*What you are asked to do:* Give the data again exactly, without its images.

*Recorded information:*
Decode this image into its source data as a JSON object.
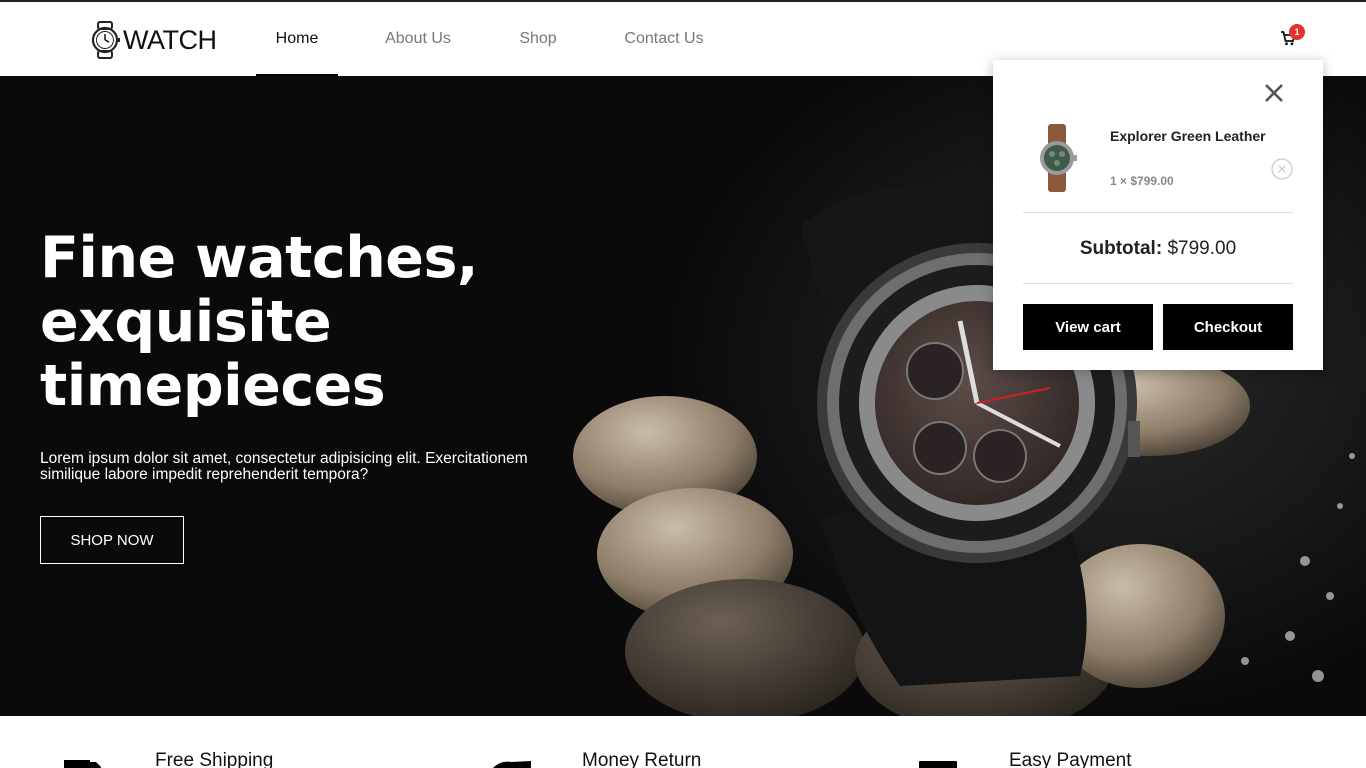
{
  "header": {
    "logo_text": "WATCH",
    "nav": [
      {
        "label": "Home",
        "active": true
      },
      {
        "label": "About Us",
        "active": false
      },
      {
        "label": "Shop",
        "active": false
      },
      {
        "label": "Contact Us",
        "active": false
      }
    ],
    "cart_icon": "shopping-cart-icon",
    "cart_count": "1"
  },
  "hero": {
    "title_lines": [
      "Fine watches,",
      "exquisite",
      "timepieces"
    ],
    "description": "Lorem ipsum dolor sit amet, consectetur adipisicing elit. Exercitationem similique labore impedit reprehenderit tempora?",
    "cta_label": "SHOP NOW"
  },
  "features": [
    {
      "title": "Free Shipping",
      "icon": "truck-icon"
    },
    {
      "title": "Money Return",
      "icon": "money-icon"
    },
    {
      "title": "Easy Payment",
      "icon": "card-icon"
    }
  ],
  "mini_cart": {
    "item_name": "Explorer Green Leather",
    "item_qty_price": "1 × $799.00",
    "subtotal_label": "Subtotal:",
    "subtotal_value": "$799.00",
    "view_cart_label": "View cart",
    "checkout_label": "Checkout"
  },
  "colors": {
    "accent": "#000000",
    "badge": "#e5322d",
    "hero_bg": "#0a0a0a"
  }
}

*Answer space:*
Decode this image into its source data as a JSON object.
{
  "header": {
    "logo_text": "WATCH",
    "nav": [
      {
        "label": "Home",
        "active": true
      },
      {
        "label": "About Us",
        "active": false
      },
      {
        "label": "Shop",
        "active": false
      },
      {
        "label": "Contact Us",
        "active": false
      }
    ],
    "cart_icon": "shopping-cart-icon",
    "cart_count": "1"
  },
  "hero": {
    "title_lines": [
      "Fine watches,",
      "exquisite",
      "timepieces"
    ],
    "description": "Lorem ipsum dolor sit amet, consectetur adipisicing elit. Exercitationem similique labore impedit reprehenderit tempora?",
    "cta_label": "SHOP NOW"
  },
  "features": [
    {
      "title": "Free Shipping",
      "icon": "truck-icon"
    },
    {
      "title": "Money Return",
      "icon": "money-icon"
    },
    {
      "title": "Easy Payment",
      "icon": "card-icon"
    }
  ],
  "mini_cart": {
    "item_name": "Explorer Green Leather",
    "item_qty_price": "1 × $799.00",
    "subtotal_label": "Subtotal:",
    "subtotal_value": "$799.00",
    "view_cart_label": "View cart",
    "checkout_label": "Checkout"
  },
  "colors": {
    "accent": "#000000",
    "badge": "#e5322d",
    "hero_bg": "#0a0a0a"
  }
}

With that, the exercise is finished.